# Task brief
In the records below, how many lines hold the string "dollar"? Give only the number.

==================================================

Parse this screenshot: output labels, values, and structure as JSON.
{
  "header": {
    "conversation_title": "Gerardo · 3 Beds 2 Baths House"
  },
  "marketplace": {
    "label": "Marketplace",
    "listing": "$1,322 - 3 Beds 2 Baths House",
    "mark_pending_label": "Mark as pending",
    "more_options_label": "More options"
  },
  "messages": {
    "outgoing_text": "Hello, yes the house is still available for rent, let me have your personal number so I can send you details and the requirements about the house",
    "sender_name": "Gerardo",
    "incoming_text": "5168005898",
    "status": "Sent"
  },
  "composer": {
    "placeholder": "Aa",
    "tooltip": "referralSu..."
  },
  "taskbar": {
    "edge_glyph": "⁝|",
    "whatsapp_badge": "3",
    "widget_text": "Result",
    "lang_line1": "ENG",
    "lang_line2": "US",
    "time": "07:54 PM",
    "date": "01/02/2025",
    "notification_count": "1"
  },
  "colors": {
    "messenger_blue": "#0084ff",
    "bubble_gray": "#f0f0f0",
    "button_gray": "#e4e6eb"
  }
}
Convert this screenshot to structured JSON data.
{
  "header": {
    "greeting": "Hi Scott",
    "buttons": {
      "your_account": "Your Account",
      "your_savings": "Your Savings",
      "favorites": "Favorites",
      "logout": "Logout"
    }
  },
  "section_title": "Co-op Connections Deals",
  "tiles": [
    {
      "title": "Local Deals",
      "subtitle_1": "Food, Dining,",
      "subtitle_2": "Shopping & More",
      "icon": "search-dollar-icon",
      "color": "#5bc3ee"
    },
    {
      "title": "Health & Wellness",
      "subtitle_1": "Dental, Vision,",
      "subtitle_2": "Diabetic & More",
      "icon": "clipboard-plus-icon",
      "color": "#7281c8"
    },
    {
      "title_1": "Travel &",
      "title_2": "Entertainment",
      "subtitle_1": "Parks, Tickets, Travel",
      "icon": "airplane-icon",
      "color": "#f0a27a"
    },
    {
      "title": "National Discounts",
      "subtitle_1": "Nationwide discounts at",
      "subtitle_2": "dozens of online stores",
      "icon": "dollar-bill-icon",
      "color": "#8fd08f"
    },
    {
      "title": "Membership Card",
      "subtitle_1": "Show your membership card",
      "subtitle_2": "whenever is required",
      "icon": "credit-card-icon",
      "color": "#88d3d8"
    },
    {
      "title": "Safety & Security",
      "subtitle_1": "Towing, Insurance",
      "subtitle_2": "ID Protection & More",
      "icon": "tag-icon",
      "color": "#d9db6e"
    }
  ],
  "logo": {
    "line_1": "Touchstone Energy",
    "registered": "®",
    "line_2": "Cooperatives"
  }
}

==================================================

# The completed task
2